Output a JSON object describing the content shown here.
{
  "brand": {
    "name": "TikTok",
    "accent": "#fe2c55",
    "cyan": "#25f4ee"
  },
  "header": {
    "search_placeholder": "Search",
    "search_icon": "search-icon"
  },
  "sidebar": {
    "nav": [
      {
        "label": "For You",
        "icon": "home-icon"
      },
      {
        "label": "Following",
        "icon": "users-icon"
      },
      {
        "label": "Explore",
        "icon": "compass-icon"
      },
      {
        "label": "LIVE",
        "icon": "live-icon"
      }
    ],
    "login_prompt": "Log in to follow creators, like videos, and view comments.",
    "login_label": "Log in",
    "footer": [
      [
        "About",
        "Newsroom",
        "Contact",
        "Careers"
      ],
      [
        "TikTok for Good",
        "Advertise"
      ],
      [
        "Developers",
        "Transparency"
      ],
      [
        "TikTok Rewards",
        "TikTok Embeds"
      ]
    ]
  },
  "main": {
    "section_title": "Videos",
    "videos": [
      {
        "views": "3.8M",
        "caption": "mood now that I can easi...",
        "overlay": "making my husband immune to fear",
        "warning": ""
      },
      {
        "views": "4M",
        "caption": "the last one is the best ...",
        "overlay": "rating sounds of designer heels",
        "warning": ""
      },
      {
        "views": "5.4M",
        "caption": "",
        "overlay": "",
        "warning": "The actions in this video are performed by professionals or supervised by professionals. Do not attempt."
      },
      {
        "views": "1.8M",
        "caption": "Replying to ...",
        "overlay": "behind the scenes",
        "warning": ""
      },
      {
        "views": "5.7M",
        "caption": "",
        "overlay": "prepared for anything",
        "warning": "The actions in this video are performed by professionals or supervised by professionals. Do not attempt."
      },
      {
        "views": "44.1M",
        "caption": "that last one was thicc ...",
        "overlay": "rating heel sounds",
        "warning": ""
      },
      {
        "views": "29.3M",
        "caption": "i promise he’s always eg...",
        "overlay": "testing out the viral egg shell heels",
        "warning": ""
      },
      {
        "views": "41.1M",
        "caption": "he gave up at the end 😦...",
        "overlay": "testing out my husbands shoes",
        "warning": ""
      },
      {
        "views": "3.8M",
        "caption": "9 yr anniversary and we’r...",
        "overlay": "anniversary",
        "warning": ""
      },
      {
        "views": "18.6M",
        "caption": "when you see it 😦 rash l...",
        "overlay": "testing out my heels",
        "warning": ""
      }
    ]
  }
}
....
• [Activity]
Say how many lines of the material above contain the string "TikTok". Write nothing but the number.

• [Problem solution]
4